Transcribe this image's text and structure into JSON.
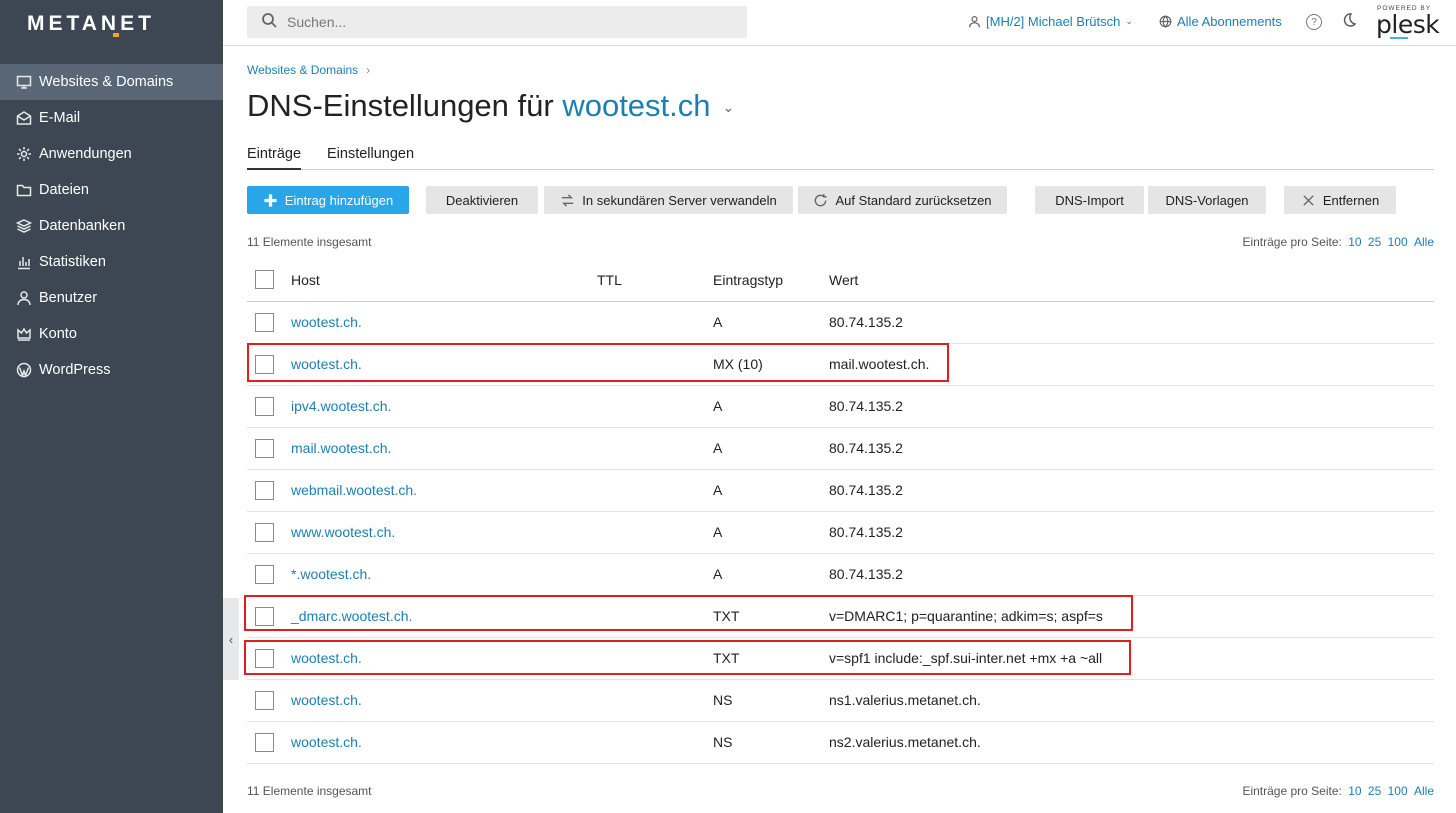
{
  "brand": {
    "logo_text": "METANET",
    "powered_by": "POWERED BY",
    "plesk_text": "plesk"
  },
  "sidebar": {
    "items": [
      {
        "label": "Websites & Domains",
        "icon": "monitor-icon",
        "active": true
      },
      {
        "label": "E-Mail",
        "icon": "envelope-icon"
      },
      {
        "label": "Anwendungen",
        "icon": "gear-icon"
      },
      {
        "label": "Dateien",
        "icon": "folder-icon"
      },
      {
        "label": "Datenbanken",
        "icon": "layers-icon"
      },
      {
        "label": "Statistiken",
        "icon": "bar-chart-icon"
      },
      {
        "label": "Benutzer",
        "icon": "user-icon"
      },
      {
        "label": "Konto",
        "icon": "crown-icon"
      },
      {
        "label": "WordPress",
        "icon": "wordpress-icon"
      }
    ]
  },
  "header": {
    "search_placeholder": "Suchen...",
    "user_label": "[MH/2] Michael Brütsch",
    "subscriptions_label": "Alle Abonnements",
    "help_symbol": "?"
  },
  "page": {
    "breadcrumb": "Websites & Domains",
    "title_prefix": "DNS-Einstellungen für",
    "title_domain": "wootest.ch",
    "tabs": [
      "Einträge",
      "Einstellungen"
    ]
  },
  "toolbar": {
    "add": "Eintrag hinzufügen",
    "deactivate": "Deaktivieren",
    "secondary": "In sekundären Server verwandeln",
    "reset": "Auf Standard zurücksetzen",
    "import": "DNS-Import",
    "templates": "DNS-Vorlagen",
    "remove": "Entfernen"
  },
  "list": {
    "total_text": "11 Elemente insgesamt",
    "per_page_label": "Einträge pro Seite:",
    "per_page_options": [
      "10",
      "25",
      "100",
      "Alle"
    ],
    "columns": {
      "host": "Host",
      "ttl": "TTL",
      "type": "Eintragstyp",
      "value": "Wert"
    },
    "rows": [
      {
        "host": "wootest.ch.",
        "ttl": "",
        "type": "A",
        "value": "80.74.135.2"
      },
      {
        "host": "wootest.ch.",
        "ttl": "",
        "type": "MX (10)",
        "value": "mail.wootest.ch."
      },
      {
        "host": "ipv4.wootest.ch.",
        "ttl": "",
        "type": "A",
        "value": "80.74.135.2"
      },
      {
        "host": "mail.wootest.ch.",
        "ttl": "",
        "type": "A",
        "value": "80.74.135.2"
      },
      {
        "host": "webmail.wootest.ch.",
        "ttl": "",
        "type": "A",
        "value": "80.74.135.2"
      },
      {
        "host": "www.wootest.ch.",
        "ttl": "",
        "type": "A",
        "value": "80.74.135.2"
      },
      {
        "host": "*.wootest.ch.",
        "ttl": "",
        "type": "A",
        "value": "80.74.135.2"
      },
      {
        "host": "_dmarc.wootest.ch.",
        "ttl": "",
        "type": "TXT",
        "value": "v=DMARC1; p=quarantine; adkim=s; aspf=s"
      },
      {
        "host": "wootest.ch.",
        "ttl": "",
        "type": "TXT",
        "value": "v=spf1 include:_spf.sui-inter.net +mx +a ~all"
      },
      {
        "host": "wootest.ch.",
        "ttl": "",
        "type": "NS",
        "value": "ns1.valerius.metanet.ch."
      },
      {
        "host": "wootest.ch.",
        "ttl": "",
        "type": "NS",
        "value": "ns2.valerius.metanet.ch."
      }
    ]
  },
  "colors": {
    "sidebar_bg": "#3c4753",
    "active_item": "#586675",
    "link": "#1b7fb4",
    "primary_button": "#28a6e8",
    "highlight": "#e01e1e"
  }
}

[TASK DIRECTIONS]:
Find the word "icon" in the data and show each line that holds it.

[YOUR SOLUTION]:
        "icon": "monitor-icon",
        "icon": "envelope-icon"
        "icon": "gear-icon"
        "icon": "folder-icon"
        "icon": "layers-icon"
        "icon": "bar-chart-icon"
        "icon": "user-icon"
        "icon": "crown-icon"
        "icon": "wordpress-icon"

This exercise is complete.